Saturday, January 22, 2011

Leading Young People a.k.a. You Get What You Emphasize

There was a time in my teaching career when I coached football and directed the school play during the same year.  That would also be the same time that a lot of dads would be introduced to me with a cocked head.  The handshake said, "Pleased to meet you."  The mouth said, "Pleased to meet you."  The head tilt said, "What the hell?"

I see the similarities.  I hear the similarities. 

I hear coaches pound their fists and state that sports will teach you discipline.  It will make you a better person.  You will learn life lessons playing this game.  We have to work together as a team to achieve a common goal.

It is all true.

What gets lost in the translation in the arts is that it is the same.  Someone wrote that artists are athletes of the heart.  It fits.

When I worked with the middle school play, I had those kids sit and talk about themselves and I had them listen to each other.  They complained, bragged, celebrated, shared, encouraged, and eventually warmed to sharing everything.  They shared when I wasn't around.  When I wasn't looking or listening.  When I took that time away from their rehearsals they hated it!  They pleaded for that time where they could continue the work. It was a part of the training.  The training to become a better person.  That was our common goal.  We were working to become better people and when I took that moment away, they missed it drastically (dramatically?).

It didn't matter if we could act or couldn't act.  It didn't matter if someone was going to pay one of us in New York City to run once more into the breach, dear friends.  What did matter, was that we believed in what we were doing.  Everyday.  Practice (rehearsal) mattered.  We became accountable to each other.

But they aren't going to become accountable because you tell them to be accountable.  This is the craft of your job: you have to guide them while you stand further and further back.
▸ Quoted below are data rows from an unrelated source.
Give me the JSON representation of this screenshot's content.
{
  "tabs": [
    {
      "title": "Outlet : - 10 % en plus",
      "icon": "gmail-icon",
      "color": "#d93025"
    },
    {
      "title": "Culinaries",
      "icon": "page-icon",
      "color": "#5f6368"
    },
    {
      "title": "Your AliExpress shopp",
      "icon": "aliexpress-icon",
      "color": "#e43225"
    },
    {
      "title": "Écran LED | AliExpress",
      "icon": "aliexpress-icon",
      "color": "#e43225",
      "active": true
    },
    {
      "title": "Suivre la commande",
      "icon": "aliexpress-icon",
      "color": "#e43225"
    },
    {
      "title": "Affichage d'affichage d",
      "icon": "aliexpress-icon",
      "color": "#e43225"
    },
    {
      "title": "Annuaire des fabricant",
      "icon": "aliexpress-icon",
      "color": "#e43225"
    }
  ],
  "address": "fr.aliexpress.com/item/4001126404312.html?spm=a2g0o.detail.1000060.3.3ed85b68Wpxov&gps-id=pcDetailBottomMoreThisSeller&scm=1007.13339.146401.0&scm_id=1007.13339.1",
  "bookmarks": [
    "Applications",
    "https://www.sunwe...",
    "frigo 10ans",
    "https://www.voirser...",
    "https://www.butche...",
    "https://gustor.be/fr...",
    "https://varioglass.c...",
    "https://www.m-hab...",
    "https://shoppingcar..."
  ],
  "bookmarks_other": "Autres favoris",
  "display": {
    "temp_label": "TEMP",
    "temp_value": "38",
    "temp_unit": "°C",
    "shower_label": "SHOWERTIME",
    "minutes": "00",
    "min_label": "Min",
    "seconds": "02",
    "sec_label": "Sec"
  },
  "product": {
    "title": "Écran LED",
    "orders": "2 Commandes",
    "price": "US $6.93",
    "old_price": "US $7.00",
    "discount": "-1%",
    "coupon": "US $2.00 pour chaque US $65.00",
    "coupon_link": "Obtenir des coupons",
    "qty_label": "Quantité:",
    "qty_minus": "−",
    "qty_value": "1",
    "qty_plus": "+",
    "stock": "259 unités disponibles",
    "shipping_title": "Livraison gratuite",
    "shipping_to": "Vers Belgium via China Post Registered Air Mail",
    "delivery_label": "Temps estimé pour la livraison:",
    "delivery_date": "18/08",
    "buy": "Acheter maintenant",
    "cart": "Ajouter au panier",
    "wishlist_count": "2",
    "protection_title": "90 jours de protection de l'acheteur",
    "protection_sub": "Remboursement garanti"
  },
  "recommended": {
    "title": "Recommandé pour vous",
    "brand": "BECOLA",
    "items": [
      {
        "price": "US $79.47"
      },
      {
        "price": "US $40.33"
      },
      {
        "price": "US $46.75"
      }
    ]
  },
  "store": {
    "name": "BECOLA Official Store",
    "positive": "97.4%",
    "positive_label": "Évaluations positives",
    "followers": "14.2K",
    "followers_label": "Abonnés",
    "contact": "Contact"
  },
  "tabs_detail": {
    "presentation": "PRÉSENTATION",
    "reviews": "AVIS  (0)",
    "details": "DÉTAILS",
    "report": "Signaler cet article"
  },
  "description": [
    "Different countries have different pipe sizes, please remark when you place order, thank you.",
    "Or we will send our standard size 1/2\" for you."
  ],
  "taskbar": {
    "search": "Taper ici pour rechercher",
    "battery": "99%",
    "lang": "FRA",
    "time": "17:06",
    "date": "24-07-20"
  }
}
It is the same thing football coaches try to etch into the skin of their players by slamming them into each other each day.  We run over bags, through bags, into bags, across fields, fall into the field, and basically bruise, beat, scrape, and bleed our way through each week just so we can play one game.  It is part of what makes football such a great game for high school and college students.  You beat the hell out of yourself and each other every day just so you can play a game on one day.  That takes some perseverance.  Young men have to summon a hell of a lot of discipline to continue to submit to that day after day.

Some kids can run really fast with a football, and make incredibly irresponsible decisions off the field.  Some kids couldn't play dead in a cowboy movie, yet you'd want him on your team.  You need good examples.  You need kids who give everything they have even if they don't "get to carry the ball."  Why?  Because when you sign on to be the coach, to be the director of a school play, or do anything where you lead a group of kids, young men, however you want to frame it, it is your job to make them better.  In every way. And it isn't always going to be able to come from your mouth.

It didn't matter to the middle school actors if it was 45th Street or if it was the middle school auditorium.  What we created was in a sense better than 45th Street because they believed in what they were doing and they believed in who they were doing it with.

That same feeling can happen on an athletic practice field.  It won't matter who lines up against you at the end of the week because we just practiced so well every day for weeks and weeks and weeks that you already won--maybe not on the scoreboard yet at the end of the week, true.

But we have to teach our kids, actors, players to win everyday.  Win translated means be a little bit better (in some way) every day.

The journey is better than the inn.  The show, the play, the game is just a playing out of what you already emphasized at practice.  What YOU as the coach, director, teacher emphasized.  What YOU put them in a position to do.

If kids skip practice to play in the game, or skip rehearsal and get to perform, you have relinquished all control.  You go from coach/director to spectator...and yet, that is what you want, but on your terms and in a much different way.

I read that Coach Lou Holtz used to take his Notre Dame football players to see a ballet during the pre-season so that they could gain an appreciation of and another perspective of discipline.  Coach Jim Tressel has his players fill out a detailed goal sheet which includes room for spiritual, personal, family, friendship, academic, team, and life goals -"Show me you meant what you wrote."

When it is going well, and your players, actors, cast, musicians love practice, they love it...they love the work, they love pressing their teammates everyday, when you get that, then you can step back a little at a time.  It runs itself.  Your troops are trained.  They love the work on Monday.  They'll love the work on Saturday night.

It is up to you, in your own way, in your classroom to pull them together.  The athletic fields and every stage and concert room around the world is an extension of the classroom.

I hope no one would dream of telling a teacher, "you're only a teacher."

So, don't worry when people tell you that it is only high school football, or it is only a school play, or concert, or whatever it is you are leading.  If you are doing your job right, the sport or the art is everything to those kids.  They almost run to practice.  Maybe they do.  I've seen some do it in every venue I've been in.

And not just the stars...whoever they are.  It will be everything to everybody involved.  Easier said then done.  And it isn't done every year no matter how hard you try.

One final thought: are the stars the kids who ran fast who cried well on cue, or are the stars the kids who believed in everybody at practice and played their role, and embraced their role, and made the group better?  Which kid are you more likely to win with?

You get what you emphasize.

No comments:

Post a Comment